> _Task instructions_
Check every line below, and copy those that include "value".

> _Items from an interface collection_
════
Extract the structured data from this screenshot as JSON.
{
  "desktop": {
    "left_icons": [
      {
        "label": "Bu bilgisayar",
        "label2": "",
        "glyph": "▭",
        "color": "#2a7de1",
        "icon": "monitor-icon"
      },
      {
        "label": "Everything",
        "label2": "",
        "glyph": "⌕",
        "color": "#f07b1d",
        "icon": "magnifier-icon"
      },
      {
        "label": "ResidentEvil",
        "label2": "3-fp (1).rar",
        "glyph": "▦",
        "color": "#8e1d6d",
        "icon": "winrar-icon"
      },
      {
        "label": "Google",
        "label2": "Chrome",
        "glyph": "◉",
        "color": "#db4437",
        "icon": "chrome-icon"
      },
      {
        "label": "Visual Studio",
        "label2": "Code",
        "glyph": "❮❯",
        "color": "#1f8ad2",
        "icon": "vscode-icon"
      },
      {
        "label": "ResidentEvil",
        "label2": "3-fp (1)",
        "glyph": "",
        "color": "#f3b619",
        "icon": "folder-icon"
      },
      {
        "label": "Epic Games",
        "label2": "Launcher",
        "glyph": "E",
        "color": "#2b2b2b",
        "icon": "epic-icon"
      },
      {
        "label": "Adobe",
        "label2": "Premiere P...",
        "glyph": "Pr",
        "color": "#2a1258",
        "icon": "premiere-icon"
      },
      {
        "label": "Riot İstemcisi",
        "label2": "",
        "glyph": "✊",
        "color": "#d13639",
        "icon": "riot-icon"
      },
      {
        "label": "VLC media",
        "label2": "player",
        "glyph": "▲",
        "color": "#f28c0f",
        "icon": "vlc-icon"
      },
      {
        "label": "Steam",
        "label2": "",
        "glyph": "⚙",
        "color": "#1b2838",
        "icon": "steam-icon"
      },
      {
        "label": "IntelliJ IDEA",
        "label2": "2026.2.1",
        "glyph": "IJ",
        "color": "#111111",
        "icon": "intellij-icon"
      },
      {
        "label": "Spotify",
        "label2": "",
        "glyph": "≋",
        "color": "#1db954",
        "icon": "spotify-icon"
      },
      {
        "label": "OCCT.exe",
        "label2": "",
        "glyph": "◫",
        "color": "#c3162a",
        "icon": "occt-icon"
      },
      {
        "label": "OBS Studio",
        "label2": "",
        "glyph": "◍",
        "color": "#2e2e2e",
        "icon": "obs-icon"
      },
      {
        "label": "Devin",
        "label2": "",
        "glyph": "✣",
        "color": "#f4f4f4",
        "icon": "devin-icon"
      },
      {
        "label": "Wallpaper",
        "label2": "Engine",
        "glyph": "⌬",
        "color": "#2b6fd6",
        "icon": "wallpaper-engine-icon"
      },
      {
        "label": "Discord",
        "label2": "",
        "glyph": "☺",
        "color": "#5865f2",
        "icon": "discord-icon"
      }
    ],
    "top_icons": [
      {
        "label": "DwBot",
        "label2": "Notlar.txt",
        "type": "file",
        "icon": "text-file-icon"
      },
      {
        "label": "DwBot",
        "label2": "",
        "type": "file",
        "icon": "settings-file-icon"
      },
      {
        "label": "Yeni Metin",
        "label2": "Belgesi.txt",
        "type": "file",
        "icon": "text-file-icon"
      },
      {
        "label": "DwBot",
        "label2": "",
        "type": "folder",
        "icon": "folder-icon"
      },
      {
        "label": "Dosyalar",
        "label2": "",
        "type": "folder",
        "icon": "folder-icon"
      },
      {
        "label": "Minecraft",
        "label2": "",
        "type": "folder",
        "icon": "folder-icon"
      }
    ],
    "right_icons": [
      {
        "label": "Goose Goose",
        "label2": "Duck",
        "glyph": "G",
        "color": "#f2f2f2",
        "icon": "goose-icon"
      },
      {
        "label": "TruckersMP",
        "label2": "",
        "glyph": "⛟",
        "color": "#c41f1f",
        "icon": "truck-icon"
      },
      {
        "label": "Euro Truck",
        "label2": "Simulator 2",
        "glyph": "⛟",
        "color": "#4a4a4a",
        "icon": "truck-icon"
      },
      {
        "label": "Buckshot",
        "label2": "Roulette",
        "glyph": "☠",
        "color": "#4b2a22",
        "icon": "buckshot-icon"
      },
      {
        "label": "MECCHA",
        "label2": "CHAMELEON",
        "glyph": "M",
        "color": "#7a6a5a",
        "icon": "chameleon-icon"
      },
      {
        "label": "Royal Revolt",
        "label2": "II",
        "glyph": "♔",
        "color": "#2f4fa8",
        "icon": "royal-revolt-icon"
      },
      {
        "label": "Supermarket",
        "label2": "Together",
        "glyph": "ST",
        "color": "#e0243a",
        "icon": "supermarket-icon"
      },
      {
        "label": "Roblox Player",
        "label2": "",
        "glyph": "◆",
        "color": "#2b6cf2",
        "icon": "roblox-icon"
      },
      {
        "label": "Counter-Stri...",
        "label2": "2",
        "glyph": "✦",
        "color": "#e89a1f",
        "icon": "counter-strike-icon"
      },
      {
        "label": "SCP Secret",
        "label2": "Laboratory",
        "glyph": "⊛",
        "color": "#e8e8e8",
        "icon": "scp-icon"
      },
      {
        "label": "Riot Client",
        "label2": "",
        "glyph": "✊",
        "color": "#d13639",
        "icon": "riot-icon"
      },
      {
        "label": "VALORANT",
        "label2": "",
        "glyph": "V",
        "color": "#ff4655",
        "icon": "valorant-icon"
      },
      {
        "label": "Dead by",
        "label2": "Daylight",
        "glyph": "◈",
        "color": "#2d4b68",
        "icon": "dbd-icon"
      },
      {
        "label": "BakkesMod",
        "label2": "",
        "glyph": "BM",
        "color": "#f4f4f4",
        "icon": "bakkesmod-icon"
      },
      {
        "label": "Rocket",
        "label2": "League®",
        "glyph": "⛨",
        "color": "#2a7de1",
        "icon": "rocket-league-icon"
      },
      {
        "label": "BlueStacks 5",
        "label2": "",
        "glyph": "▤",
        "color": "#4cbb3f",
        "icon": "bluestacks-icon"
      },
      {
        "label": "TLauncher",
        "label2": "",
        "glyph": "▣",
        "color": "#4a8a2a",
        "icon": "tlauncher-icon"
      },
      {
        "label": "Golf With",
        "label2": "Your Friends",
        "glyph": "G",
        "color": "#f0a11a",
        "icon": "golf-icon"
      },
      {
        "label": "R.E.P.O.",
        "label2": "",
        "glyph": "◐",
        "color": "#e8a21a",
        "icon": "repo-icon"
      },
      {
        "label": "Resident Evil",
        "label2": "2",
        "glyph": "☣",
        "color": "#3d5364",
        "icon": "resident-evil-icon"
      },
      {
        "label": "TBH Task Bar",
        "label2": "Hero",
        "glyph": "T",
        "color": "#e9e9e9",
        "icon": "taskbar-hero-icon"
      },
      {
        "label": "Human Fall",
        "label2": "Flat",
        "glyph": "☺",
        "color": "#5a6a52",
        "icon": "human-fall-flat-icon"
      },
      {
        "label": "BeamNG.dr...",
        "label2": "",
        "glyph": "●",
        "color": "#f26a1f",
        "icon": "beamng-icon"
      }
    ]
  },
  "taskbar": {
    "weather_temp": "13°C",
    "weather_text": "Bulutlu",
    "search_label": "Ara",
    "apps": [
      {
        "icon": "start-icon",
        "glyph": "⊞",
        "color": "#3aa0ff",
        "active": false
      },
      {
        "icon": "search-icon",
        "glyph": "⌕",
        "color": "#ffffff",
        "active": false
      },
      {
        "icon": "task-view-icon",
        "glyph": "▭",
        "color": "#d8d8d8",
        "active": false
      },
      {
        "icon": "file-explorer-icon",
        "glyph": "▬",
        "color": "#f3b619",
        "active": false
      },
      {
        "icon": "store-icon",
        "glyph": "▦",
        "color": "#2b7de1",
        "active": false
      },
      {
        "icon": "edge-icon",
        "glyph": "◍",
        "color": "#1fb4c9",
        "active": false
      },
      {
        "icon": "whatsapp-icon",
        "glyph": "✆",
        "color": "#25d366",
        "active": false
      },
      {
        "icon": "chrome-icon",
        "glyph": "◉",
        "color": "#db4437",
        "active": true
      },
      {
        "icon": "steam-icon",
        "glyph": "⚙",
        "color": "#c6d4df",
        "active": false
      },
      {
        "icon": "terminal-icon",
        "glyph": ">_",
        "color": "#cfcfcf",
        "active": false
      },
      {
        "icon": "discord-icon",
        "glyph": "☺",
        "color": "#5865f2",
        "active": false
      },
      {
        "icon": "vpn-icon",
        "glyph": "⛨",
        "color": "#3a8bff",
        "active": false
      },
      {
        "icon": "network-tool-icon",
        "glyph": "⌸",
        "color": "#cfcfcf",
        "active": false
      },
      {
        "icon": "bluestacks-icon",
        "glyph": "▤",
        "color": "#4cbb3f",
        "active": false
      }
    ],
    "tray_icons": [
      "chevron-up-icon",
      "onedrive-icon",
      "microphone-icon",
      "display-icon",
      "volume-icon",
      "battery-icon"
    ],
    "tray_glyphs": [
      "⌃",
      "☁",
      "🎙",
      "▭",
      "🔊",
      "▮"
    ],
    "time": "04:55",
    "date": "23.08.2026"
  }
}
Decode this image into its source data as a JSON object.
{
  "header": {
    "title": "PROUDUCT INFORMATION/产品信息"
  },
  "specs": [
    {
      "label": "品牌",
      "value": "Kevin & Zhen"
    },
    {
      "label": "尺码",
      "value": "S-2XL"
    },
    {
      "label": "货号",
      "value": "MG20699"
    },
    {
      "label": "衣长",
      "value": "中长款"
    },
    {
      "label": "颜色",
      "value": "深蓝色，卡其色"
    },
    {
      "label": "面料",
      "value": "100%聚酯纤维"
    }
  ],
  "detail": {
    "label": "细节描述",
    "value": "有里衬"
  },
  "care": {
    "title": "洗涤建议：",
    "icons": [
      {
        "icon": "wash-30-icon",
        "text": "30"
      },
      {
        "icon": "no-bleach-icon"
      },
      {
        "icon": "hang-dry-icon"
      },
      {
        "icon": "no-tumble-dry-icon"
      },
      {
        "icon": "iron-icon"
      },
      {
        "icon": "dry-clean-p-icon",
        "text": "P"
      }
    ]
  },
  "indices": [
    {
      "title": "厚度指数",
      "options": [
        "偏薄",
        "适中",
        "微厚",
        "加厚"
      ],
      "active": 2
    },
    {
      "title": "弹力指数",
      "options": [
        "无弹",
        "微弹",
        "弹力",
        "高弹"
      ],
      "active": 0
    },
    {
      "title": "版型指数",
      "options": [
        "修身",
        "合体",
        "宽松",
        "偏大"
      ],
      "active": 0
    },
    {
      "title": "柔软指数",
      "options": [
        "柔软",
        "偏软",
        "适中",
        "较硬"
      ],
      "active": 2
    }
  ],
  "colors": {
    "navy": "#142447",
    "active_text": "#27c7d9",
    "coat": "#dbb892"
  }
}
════
> _Reply to the task_
      "value": "Kevin & Zhen"
      "value": "S-2XL"
      "value": "MG20699"
      "value": "中长款"
      "value": "深蓝色，卡其色"
      "value": "100%聚酯纤维"
    "value": "有里衬"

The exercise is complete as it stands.